1. What motivates you to do the work that you do?
I love inspiring people to be their best selves. To live beautifully and simply. In my creative work, I am helping to empower people to make beautiful handmade things to surround themselves with, and to live with more intention.
2. Do you use plants in your work and if so, how?
I use them in that I make macrame hangers for them, and I also paint them and embroider them into my artwork. I love living with plants. We have over 100 different ones in our home. I also use them for fun projects, like the one I describe below!
3. What are the tools of your trade that you couldn't live without?
Scissors. Instagram, The creative (and worldwide) community of amazing makers.
4. What do you turn towards for inspiration? If you include books, artists, other makers, music, etc can you include some links?
My partner in life and inspiration Adam who runs Goldenruledesign. Pinterest.
Honestly, I am most inspired by people doing beautiful things in my community and doing them well. Like you guys!
5. Please include 1 instructional for a quick project someone reading this could incorporate into their own lives. This can be a creative exercise, visualization, recipe, or a literal how to)
HOW TO MAKE A BOKCHOY ROSETTE TEA TOWEL

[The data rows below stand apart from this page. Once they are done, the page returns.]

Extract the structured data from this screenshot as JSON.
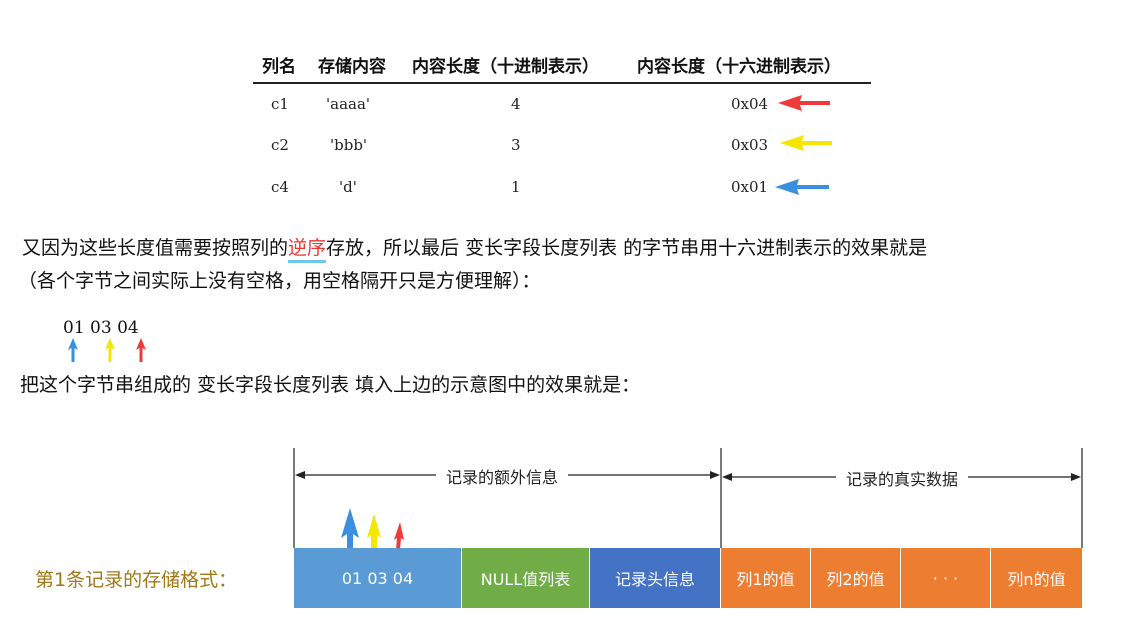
{
  "table": {
    "headers": [
      "列名",
      "存储内容",
      "内容长度（十进制表示）",
      "内容长度（十六进制表示）"
    ],
    "rows": [
      {
        "col": "c1",
        "content": "'aaaa'",
        "len_dec": "4",
        "len_hex": "0x04",
        "arrow_color": "#f03a3a"
      },
      {
        "col": "c2",
        "content": "'bbb'",
        "len_dec": "3",
        "len_hex": "0x03",
        "arrow_color": "#f5e600"
      },
      {
        "col": "c4",
        "content": "'d'",
        "len_dec": "1",
        "len_hex": "0x01",
        "arrow_color": "#3a8fe0"
      }
    ]
  },
  "paragraph1": {
    "part1": "又因为这些长度值需要按照列的",
    "highlight": "逆序",
    "part2": "存放，所以最后",
    "term": " 变长字段长度列表 ",
    "part3": "的字节串用十六进制表示的效果就是"
  },
  "paragraph2": "（各个字节之间实际上没有空格，用空格隔开只是方便理解）：",
  "byte_string": {
    "text": "01 03 04",
    "arrow_colors": [
      "#3a8fe0",
      "#f5e600",
      "#f03a3a"
    ]
  },
  "paragraph3": {
    "part1": "把这个字节串组成的",
    "term": " 变长字段长度列表 ",
    "part2": "填入上边的示意图中的效果就是："
  },
  "diagram": {
    "row_label": "第1条记录的存储格式：",
    "extra_info_label": "记录的额外信息",
    "real_data_label": "记录的真实数据",
    "segments": [
      {
        "label": "01 03 04",
        "color": "#5b9bd5"
      },
      {
        "label": "NULL值列表",
        "color": "#70ad47"
      },
      {
        "label": "记录头信息",
        "color": "#4472c4"
      },
      {
        "label": "列1的值",
        "color": "#ed7d31"
      },
      {
        "label": "列2的值",
        "color": "#ed7d31"
      },
      {
        "label": "· · ·",
        "color": "#ed7d31"
      },
      {
        "label": "列n的值",
        "color": "#ed7d31"
      }
    ],
    "arrow_colors": [
      "#3a8fe0",
      "#f5e600",
      "#f03a3a"
    ]
  }
}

For my fashion show entitled IN THE FLOWER MONTHS, I created a collection of embroidered dresses and separates for dreamy women. I made a print by cutting off the bottom of a bok choy and using the rosette to stamp the fabric with fabric ink .
cotton tea towel, or pillowcase! or nice fabric
block printing roller
Baby bokchoy is the best. one that is nice a fresh and has tightly packed leaves.
Cut off the bottom where they join together, about 2 inches from the base.
Take your ink and roll the "stamp" with a roller, you can get one at any art store for block printing, apply a consistent amount of ink
press the bokchoy stamp onto the fabric and hold down for a few seconds before reapplying!